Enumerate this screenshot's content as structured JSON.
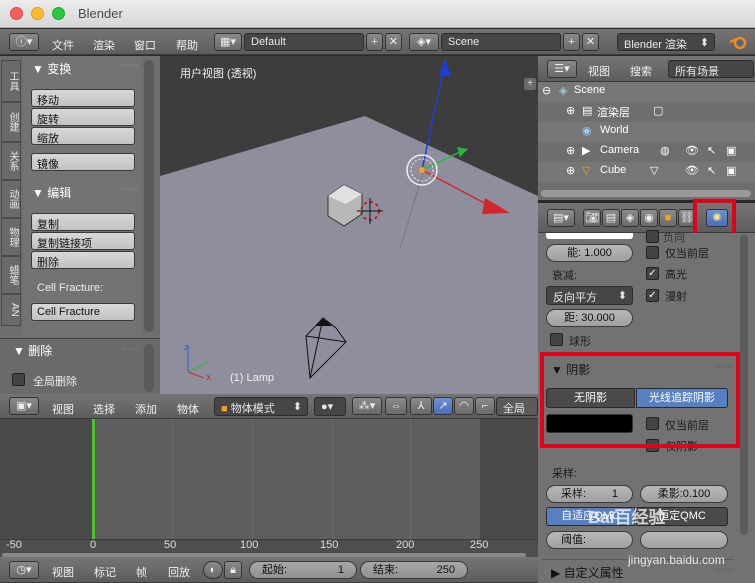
{
  "window": {
    "title": "Blender"
  },
  "top_header": {
    "menus": [
      "文件",
      "渲染",
      "窗口",
      "帮助"
    ],
    "layout": "Default",
    "scene": "Scene",
    "engine": "Blender 渲染"
  },
  "toolshelf": {
    "tabs": [
      "工具",
      "创建",
      "关系",
      "动画",
      "物理",
      "蜡笔",
      "AN"
    ],
    "transform_title": "▼ 变换",
    "transform_buttons": [
      "移动",
      "旋转",
      "缩放"
    ],
    "mirror_button": "镜像",
    "edit_title": "▼ 编辑",
    "edit_buttons": [
      "复制",
      "复制链接项",
      "删除"
    ],
    "cell_fracture_label": "Cell Fracture:",
    "cell_fracture_button": "Cell Fracture",
    "delete_title": "▼ 删除",
    "global_delete_label": "全局删除"
  },
  "viewport": {
    "view_label": "用户视图 (透视)",
    "object_label": "(1) Lamp"
  },
  "view3d_header": {
    "menus": [
      "视图",
      "选择",
      "添加",
      "物体"
    ],
    "mode": "物体模式",
    "transform_space": "全局"
  },
  "timeline": {
    "ruler_ticks": [
      "-50",
      "0",
      "50",
      "100",
      "150",
      "200",
      "250"
    ],
    "menus": [
      "视图",
      "标记",
      "帧",
      "回放"
    ],
    "start_label": "起始:",
    "start_value": "1",
    "end_label": "结束:",
    "end_value": "250"
  },
  "outliner": {
    "menus": [
      "视图",
      "搜索"
    ],
    "filter": "所有场景",
    "rows": [
      "Scene",
      "渲染层",
      "World",
      "Camera",
      "Cube"
    ]
  },
  "properties": {
    "energy_label": "能:",
    "energy_value": "1.000",
    "this_layer_only": "仅当前层",
    "specular": "高光",
    "diffuse": "漫射",
    "falloff_label": "衰减:",
    "falloff_value": "反向平方",
    "distance_label": "距:",
    "distance_value": "30.000",
    "sphere_label": "球形",
    "shadow_title": "▼ 阴影",
    "no_shadow": "无阴影",
    "ray_shadow": "光线追踪阴影",
    "shadow_this_layer_only": "仅当前层",
    "only_shadow": "仅阴影",
    "sampling_label": "采样:",
    "samples_label": "采样:",
    "samples_value": "1",
    "soft_size_label": "柔影:",
    "soft_size_value": "0.100",
    "adaptive_qmc": "自适应QMC",
    "constant_qmc": "恒定QMC",
    "threshold_label": "阈值:",
    "custom_props_title": "▶ 自定义属性"
  },
  "colors": {
    "viewport_bg": "#3d3d3d",
    "floor": "#8e8e9c",
    "highlight_red": "#e0001a",
    "selected_blue": "#5680c2",
    "frame_green": "#4ec130"
  },
  "watermark": {
    "text": "Bai百经验",
    "subtext": "jingyan.baidu.com"
  }
}
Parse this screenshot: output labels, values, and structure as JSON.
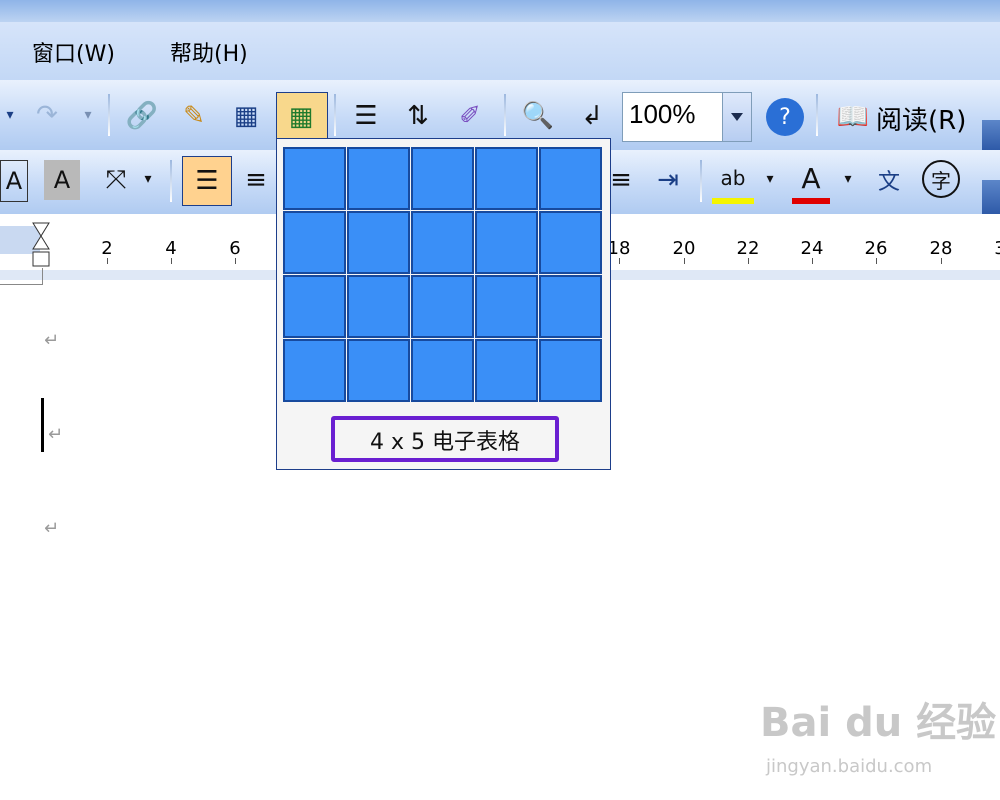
{
  "menu": {
    "window_label": "窗口(W)",
    "help_label": "帮助(H)"
  },
  "toolbar": {
    "zoom_value": "100%",
    "read_label": "阅读(R)",
    "icons": [
      "undo-icon",
      "redo-icon",
      "hyperlink-icon",
      "tables-borders-icon",
      "insert-table-icon",
      "insert-excel-sheet-icon",
      "columns-icon",
      "drawing-icon",
      "show-hide-icon",
      "document-map-icon",
      "zoom-dropdown",
      "help-icon",
      "read-icon"
    ]
  },
  "format_toolbar": {
    "icons": [
      "char-border-icon",
      "char-shading-icon",
      "text-direction-icon",
      "justify-icon",
      "center-icon",
      "decrease-indent-icon",
      "increase-indent-icon",
      "highlight-icon",
      "font-color-icon",
      "phonetic-guide-icon",
      "enclose-char-icon"
    ]
  },
  "ruler": {
    "ticks": [
      "2",
      "4",
      "6",
      "18",
      "20",
      "22",
      "24",
      "26",
      "28",
      "3"
    ]
  },
  "grid_popup": {
    "rows": 4,
    "cols": 5,
    "label": "4 x 5 电子表格"
  },
  "watermark": {
    "main": "Bai du 经验",
    "sub": "jingyan.baidu.com"
  },
  "colors": {
    "cell_fill": "#3a8ff7",
    "highlight_border": "#6a1fd1",
    "toolbar": "#c6daf7"
  }
}
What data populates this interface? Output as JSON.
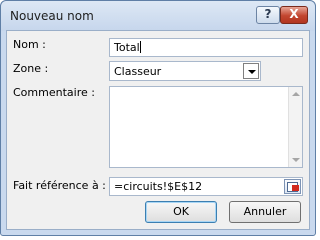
{
  "window": {
    "title": "Nouveau nom",
    "help_glyph": "?",
    "close_glyph": "X"
  },
  "form": {
    "name_label": "Nom :",
    "name_value": "Total",
    "zone_label": "Zone :",
    "zone_value": "Classeur",
    "comment_label": "Commentaire :",
    "comment_value": "",
    "refers_label": "Fait référence à :",
    "refers_value": "=circuits!$E$12"
  },
  "buttons": {
    "ok_label": "OK",
    "cancel_label": "Annuler"
  },
  "icons": {
    "help": "question-icon",
    "close": "close-icon",
    "dropdown": "chevron-down-icon",
    "collapse_dialog": "collapse-dialog-icon"
  },
  "colors": {
    "title_bar": "#c6d6ec",
    "close_button": "#c2452f",
    "dialog_bg": "#f0f0f0",
    "accent": "#3c7fb1"
  }
}
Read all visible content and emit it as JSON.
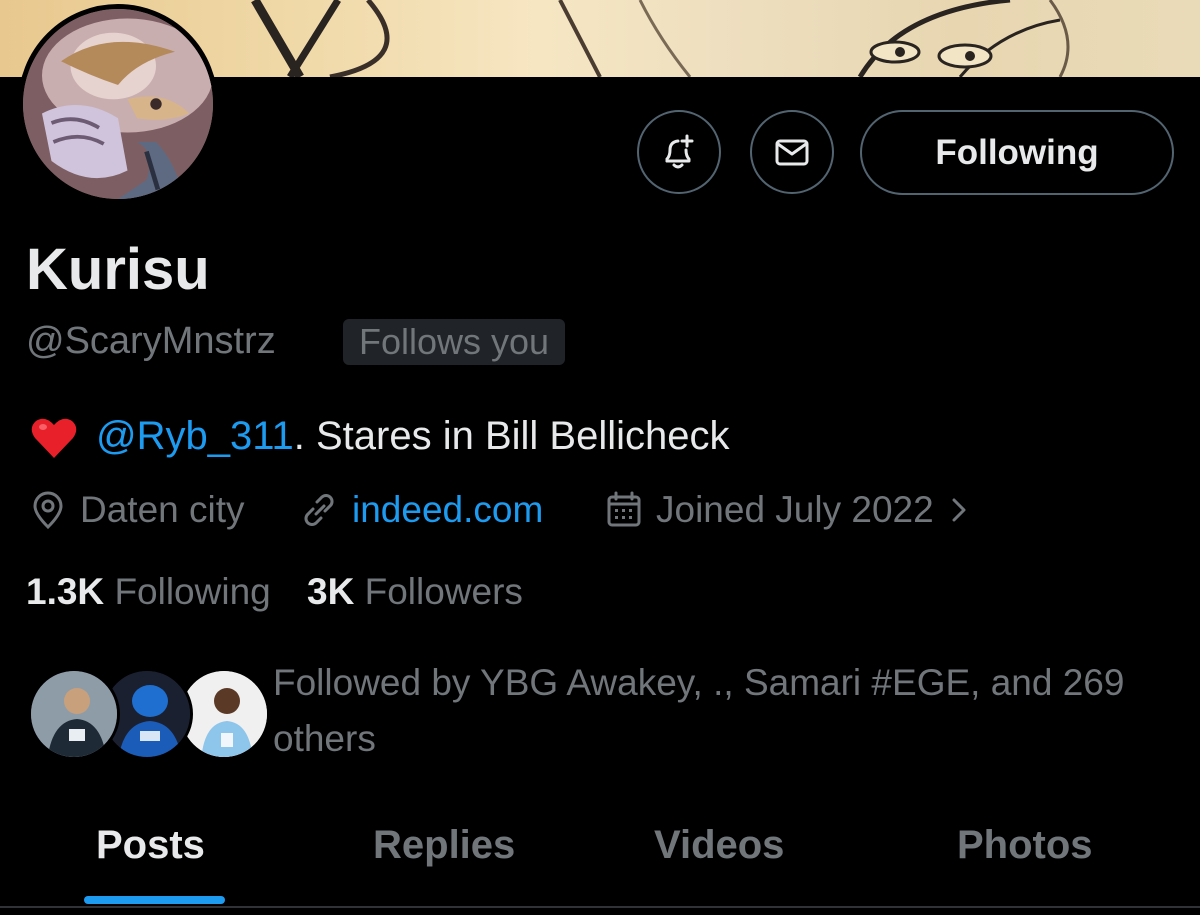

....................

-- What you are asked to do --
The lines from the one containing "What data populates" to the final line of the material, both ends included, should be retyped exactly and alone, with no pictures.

-- Solution for this exercise --
What data populates this interface? Output as JSON.
{
  "window": {
    "title": "Nouveau nom",
    "help_glyph": "?",
    "close_glyph": "X"
  },
  "form": {
    "name_label": "Nom :",
    "name_value": "Total",
    "zone_label": "Zone :",
    "zone_value": "Classeur",
    "comment_label": "Commentaire :",
    "comment_value": "",
    "refers_label": "Fait référence à :",
    "refers_value": "=circuits!$E$12"
  },
  "buttons": {
    "ok_label": "OK",
    "cancel_label": "Annuler"
  },
  "icons": {
    "help": "question-icon",
    "close": "close-icon",
    "dropdown": "chevron-down-icon",
    "collapse_dialog": "collapse-dialog-icon"
  },
  "colors": {
    "title_bar": "#c6d6ec",
    "close_button": "#c2452f",
    "dialog_bg": "#f0f0f0",
    "accent": "#3c7fb1"
  }
}
Read all visible content and emit it as JSON.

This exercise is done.